**DESCRIPTION OF THE TASK**
Please print the data shown below without any alteration.

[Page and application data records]
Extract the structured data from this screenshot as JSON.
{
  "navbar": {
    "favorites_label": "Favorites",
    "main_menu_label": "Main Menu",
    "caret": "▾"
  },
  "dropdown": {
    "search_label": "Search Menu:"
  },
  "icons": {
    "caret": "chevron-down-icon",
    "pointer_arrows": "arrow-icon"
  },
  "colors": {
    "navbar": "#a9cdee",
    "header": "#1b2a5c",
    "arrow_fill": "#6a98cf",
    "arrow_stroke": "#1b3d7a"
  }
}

**SOLUTION**
Extract the structured data from this screenshot as JSON.
{
  "navbar": {
    "favorites_label": "Favorites",
    "main_menu_label": "Main Menu",
    "caret": "▾"
  },
  "dropdown": {
    "search_label": "Search Menu:"
  },
  "icons": {
    "caret": "chevron-down-icon",
    "pointer_arrows": "arrow-icon"
  },
  "colors": {
    "navbar": "#a9cdee",
    "header": "#1b2a5c",
    "arrow_fill": "#6a98cf",
    "arrow_stroke": "#1b3d7a"
  }
}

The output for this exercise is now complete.